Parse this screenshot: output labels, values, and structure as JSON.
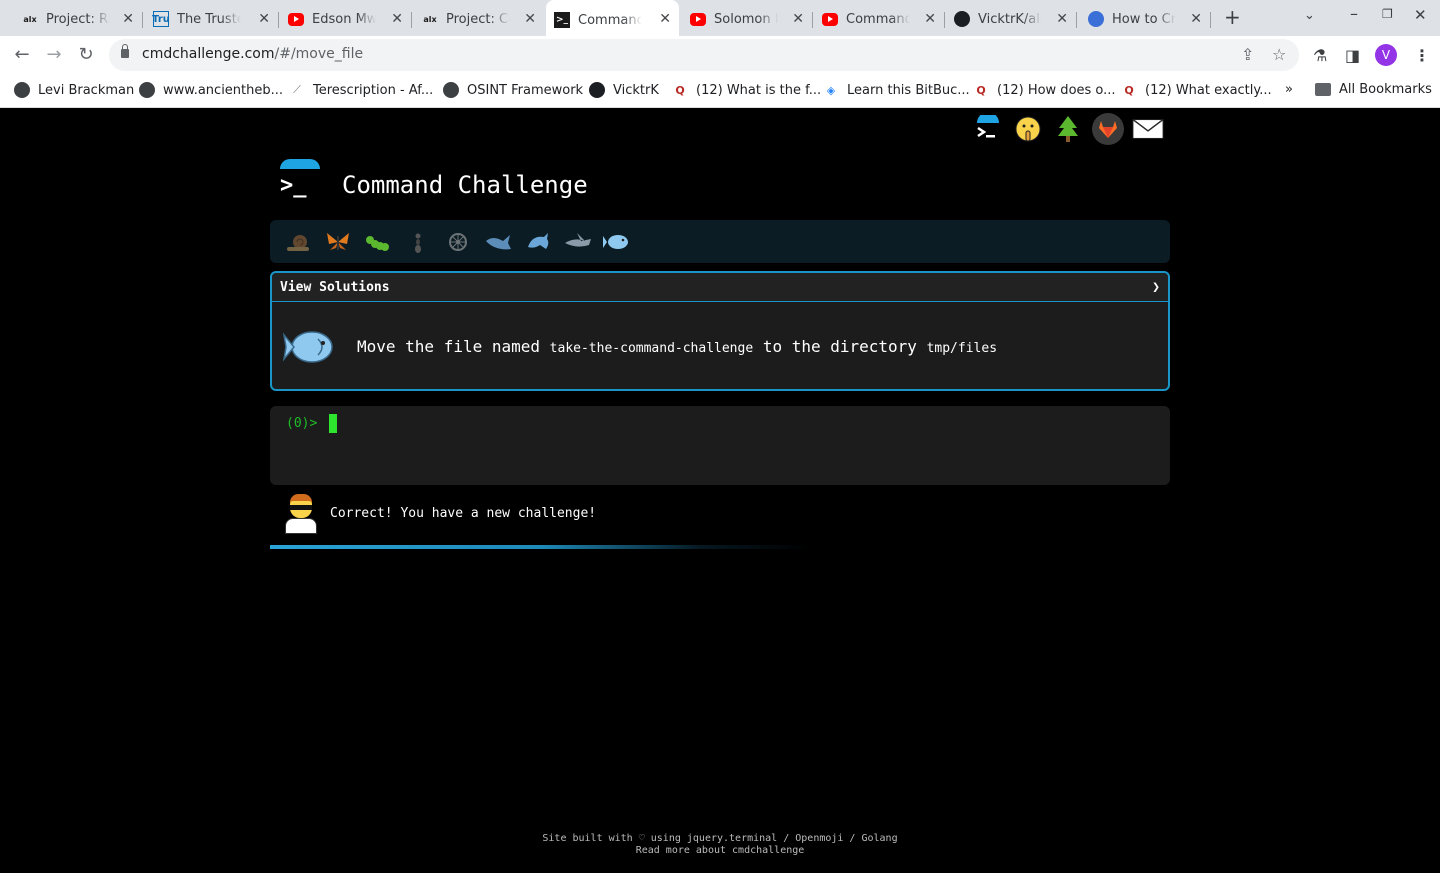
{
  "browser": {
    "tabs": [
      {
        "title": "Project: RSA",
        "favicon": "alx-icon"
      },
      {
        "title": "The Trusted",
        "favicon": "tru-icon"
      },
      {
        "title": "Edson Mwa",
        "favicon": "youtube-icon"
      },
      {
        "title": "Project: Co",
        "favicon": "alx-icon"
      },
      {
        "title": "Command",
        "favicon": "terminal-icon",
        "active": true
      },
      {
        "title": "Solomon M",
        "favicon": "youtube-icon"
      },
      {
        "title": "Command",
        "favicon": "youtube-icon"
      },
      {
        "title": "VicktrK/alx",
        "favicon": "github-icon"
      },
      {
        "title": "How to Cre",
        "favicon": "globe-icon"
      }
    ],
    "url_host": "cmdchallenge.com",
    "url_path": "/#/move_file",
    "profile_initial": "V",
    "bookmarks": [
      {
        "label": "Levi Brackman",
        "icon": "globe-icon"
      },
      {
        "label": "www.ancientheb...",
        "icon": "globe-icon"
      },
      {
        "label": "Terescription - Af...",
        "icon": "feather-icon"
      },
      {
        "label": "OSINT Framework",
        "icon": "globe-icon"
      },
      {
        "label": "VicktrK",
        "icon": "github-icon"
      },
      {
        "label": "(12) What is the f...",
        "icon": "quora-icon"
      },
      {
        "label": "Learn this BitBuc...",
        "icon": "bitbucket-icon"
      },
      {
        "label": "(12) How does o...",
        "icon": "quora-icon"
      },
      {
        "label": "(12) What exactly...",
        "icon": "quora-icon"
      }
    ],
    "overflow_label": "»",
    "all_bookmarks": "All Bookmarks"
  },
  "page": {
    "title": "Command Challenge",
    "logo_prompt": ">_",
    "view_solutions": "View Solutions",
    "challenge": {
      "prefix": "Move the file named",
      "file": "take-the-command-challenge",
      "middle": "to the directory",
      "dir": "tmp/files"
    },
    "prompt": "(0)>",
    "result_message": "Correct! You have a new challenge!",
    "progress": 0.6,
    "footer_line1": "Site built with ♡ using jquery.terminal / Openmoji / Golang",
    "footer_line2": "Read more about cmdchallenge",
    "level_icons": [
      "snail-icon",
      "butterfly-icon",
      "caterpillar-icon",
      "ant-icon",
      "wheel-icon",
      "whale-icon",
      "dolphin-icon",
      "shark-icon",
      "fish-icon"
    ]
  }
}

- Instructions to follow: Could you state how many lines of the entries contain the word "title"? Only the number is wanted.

- Your response: 10